====== INFORMATION

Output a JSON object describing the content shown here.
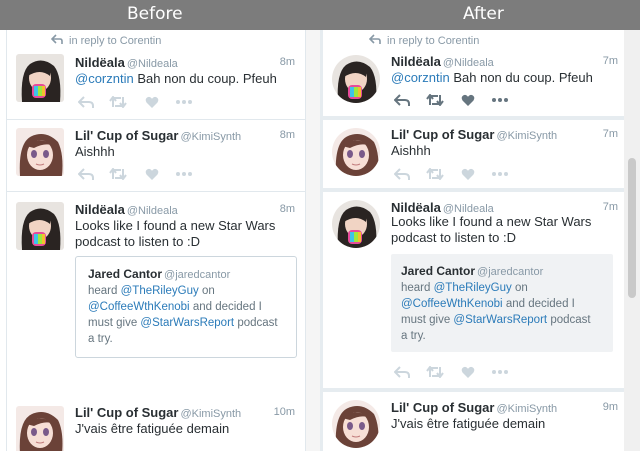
{
  "headers": {
    "before": "Before",
    "after": "After"
  },
  "tweets": [
    {
      "reply_to": "in reply to Corentin",
      "name": "Nildëala",
      "handle": "@Nildeala",
      "time_before": "8m",
      "time_after": "7m",
      "text_mention": "@corzntin",
      "text": "Bah non du coup. Pfeuh"
    },
    {
      "name": "Lil' Cup of Sugar",
      "handle": "@KimiSynth",
      "time_before": "8m",
      "time_after": "7m",
      "text": "Aishhh"
    },
    {
      "name": "Nildëala",
      "handle": "@Nildeala",
      "time_before": "8m",
      "time_after": "7m",
      "text_line1": "Looks like I found a new Star Wars",
      "text_line2": "podcast to listen to :D",
      "quote": {
        "name": "Jared Cantor",
        "handle": "@jaredcantor",
        "heard": "heard",
        "mention1": "@TheRileyGuy",
        "on": "on",
        "mention2": "@CoffeeWthKenobi",
        "and_decided": "and decided I",
        "must_give": "must give",
        "mention3": "@StarWarsReport",
        "podcast": "podcast",
        "try": "a try."
      }
    },
    {
      "name": "Lil' Cup of Sugar",
      "handle": "@KimiSynth",
      "time_before": "10m",
      "time_after": "9m",
      "text": "J'vais être fatiguée demain"
    }
  ],
  "icons": [
    "reply-icon",
    "retweet-icon",
    "like-icon",
    "more-icon"
  ],
  "colors": {
    "header_bg": "#7c7c7c",
    "mention": "#2b7bb9",
    "muted": "#8899a6",
    "after_bg": "#e6ecf0",
    "icon_before": "#ccd6dd",
    "icon_after_active": "#66757f"
  }
}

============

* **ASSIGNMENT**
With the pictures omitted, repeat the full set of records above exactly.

* **ANSWER TO THE EXERCISE**
Output a JSON object describing the content shown here.
{
  "headers": {
    "before": "Before",
    "after": "After"
  },
  "tweets": [
    {
      "reply_to": "in reply to Corentin",
      "name": "Nildëala",
      "handle": "@Nildeala",
      "time_before": "8m",
      "time_after": "7m",
      "text_mention": "@corzntin",
      "text": "Bah non du coup. Pfeuh"
    },
    {
      "name": "Lil' Cup of Sugar",
      "handle": "@KimiSynth",
      "time_before": "8m",
      "time_after": "7m",
      "text": "Aishhh"
    },
    {
      "name": "Nildëala",
      "handle": "@Nildeala",
      "time_before": "8m",
      "time_after": "7m",
      "text_line1": "Looks like I found a new Star Wars",
      "text_line2": "podcast to listen to :D",
      "quote": {
        "name": "Jared Cantor",
        "handle": "@jaredcantor",
        "heard": "heard",
        "mention1": "@TheRileyGuy",
        "on": "on",
        "mention2": "@CoffeeWthKenobi",
        "and_decided": "and decided I",
        "must_give": "must give",
        "mention3": "@StarWarsReport",
        "podcast": "podcast",
        "try": "a try."
      }
    },
    {
      "name": "Lil' Cup of Sugar",
      "handle": "@KimiSynth",
      "time_before": "10m",
      "time_after": "9m",
      "text": "J'vais être fatiguée demain"
    }
  ],
  "icons": [
    "reply-icon",
    "retweet-icon",
    "like-icon",
    "more-icon"
  ],
  "colors": {
    "header_bg": "#7c7c7c",
    "mention": "#2b7bb9",
    "muted": "#8899a6",
    "after_bg": "#e6ecf0",
    "icon_before": "#ccd6dd",
    "icon_after_active": "#66757f"
  }
}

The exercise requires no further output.